Goal of the exercise =
The response should contain every entry, reproduced exactly.

----

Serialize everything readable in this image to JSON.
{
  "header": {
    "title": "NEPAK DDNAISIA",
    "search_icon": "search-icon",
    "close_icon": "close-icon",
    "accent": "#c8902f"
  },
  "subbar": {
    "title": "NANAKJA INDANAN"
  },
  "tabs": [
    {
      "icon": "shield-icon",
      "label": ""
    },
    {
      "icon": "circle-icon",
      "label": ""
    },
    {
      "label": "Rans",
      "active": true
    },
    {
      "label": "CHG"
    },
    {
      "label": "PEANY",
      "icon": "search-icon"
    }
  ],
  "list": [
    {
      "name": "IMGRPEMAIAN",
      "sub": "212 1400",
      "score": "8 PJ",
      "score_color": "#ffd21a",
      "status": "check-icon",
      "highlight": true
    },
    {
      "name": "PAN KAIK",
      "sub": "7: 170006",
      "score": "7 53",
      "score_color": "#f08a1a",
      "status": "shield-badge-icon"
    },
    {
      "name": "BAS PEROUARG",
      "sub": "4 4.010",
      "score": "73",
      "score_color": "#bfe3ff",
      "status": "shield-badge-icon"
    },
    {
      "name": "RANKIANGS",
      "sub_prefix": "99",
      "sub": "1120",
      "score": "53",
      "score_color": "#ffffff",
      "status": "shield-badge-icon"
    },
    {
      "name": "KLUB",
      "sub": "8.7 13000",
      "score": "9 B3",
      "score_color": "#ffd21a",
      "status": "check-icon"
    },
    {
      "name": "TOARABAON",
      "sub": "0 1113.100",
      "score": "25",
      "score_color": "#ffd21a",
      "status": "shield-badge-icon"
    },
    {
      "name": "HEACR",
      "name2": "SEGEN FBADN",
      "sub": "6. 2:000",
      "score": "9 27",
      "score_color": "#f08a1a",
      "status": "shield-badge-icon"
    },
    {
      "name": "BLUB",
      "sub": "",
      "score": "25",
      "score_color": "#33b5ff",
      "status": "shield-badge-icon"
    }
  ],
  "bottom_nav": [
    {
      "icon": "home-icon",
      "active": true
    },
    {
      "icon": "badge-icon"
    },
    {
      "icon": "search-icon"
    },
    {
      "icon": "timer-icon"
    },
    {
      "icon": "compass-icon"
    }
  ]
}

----

Answer to the problem =
Serialize everything readable in this image to JSON.
{
  "header": {
    "title": "NEPAK DDNAISIA",
    "search_icon": "search-icon",
    "close_icon": "close-icon",
    "accent": "#c8902f"
  },
  "subbar": {
    "title": "NANAKJA INDANAN"
  },
  "tabs": [
    {
      "icon": "shield-icon",
      "label": ""
    },
    {
      "icon": "circle-icon",
      "label": ""
    },
    {
      "label": "Rans",
      "active": true
    },
    {
      "label": "CHG"
    },
    {
      "label": "PEANY",
      "icon": "search-icon"
    }
  ],
  "list": [
    {
      "name": "IMGRPEMAIAN",
      "sub": "212 1400",
      "score": "8 PJ",
      "score_color": "#ffd21a",
      "status": "check-icon",
      "highlight": true
    },
    {
      "name": "PAN KAIK",
      "sub": "7: 170006",
      "score": "7 53",
      "score_color": "#f08a1a",
      "status": "shield-badge-icon"
    },
    {
      "name": "BAS PEROUARG",
      "sub": "4 4.010",
      "score": "73",
      "score_color": "#bfe3ff",
      "status": "shield-badge-icon"
    },
    {
      "name": "RANKIANGS",
      "sub_prefix": "99",
      "sub": "1120",
      "score": "53",
      "score_color": "#ffffff",
      "status": "shield-badge-icon"
    },
    {
      "name": "KLUB",
      "sub": "8.7 13000",
      "score": "9 B3",
      "score_color": "#ffd21a",
      "status": "check-icon"
    },
    {
      "name": "TOARABAON",
      "sub": "0 1113.100",
      "score": "25",
      "score_color": "#ffd21a",
      "status": "shield-badge-icon"
    },
    {
      "name": "HEACR",
      "name2": "SEGEN FBADN",
      "sub": "6. 2:000",
      "score": "9 27",
      "score_color": "#f08a1a",
      "status": "shield-badge-icon"
    },
    {
      "name": "BLUB",
      "sub": "",
      "score": "25",
      "score_color": "#33b5ff",
      "status": "shield-badge-icon"
    }
  ],
  "bottom_nav": [
    {
      "icon": "home-icon",
      "active": true
    },
    {
      "icon": "badge-icon"
    },
    {
      "icon": "search-icon"
    },
    {
      "icon": "timer-icon"
    },
    {
      "icon": "compass-icon"
    }
  ]
}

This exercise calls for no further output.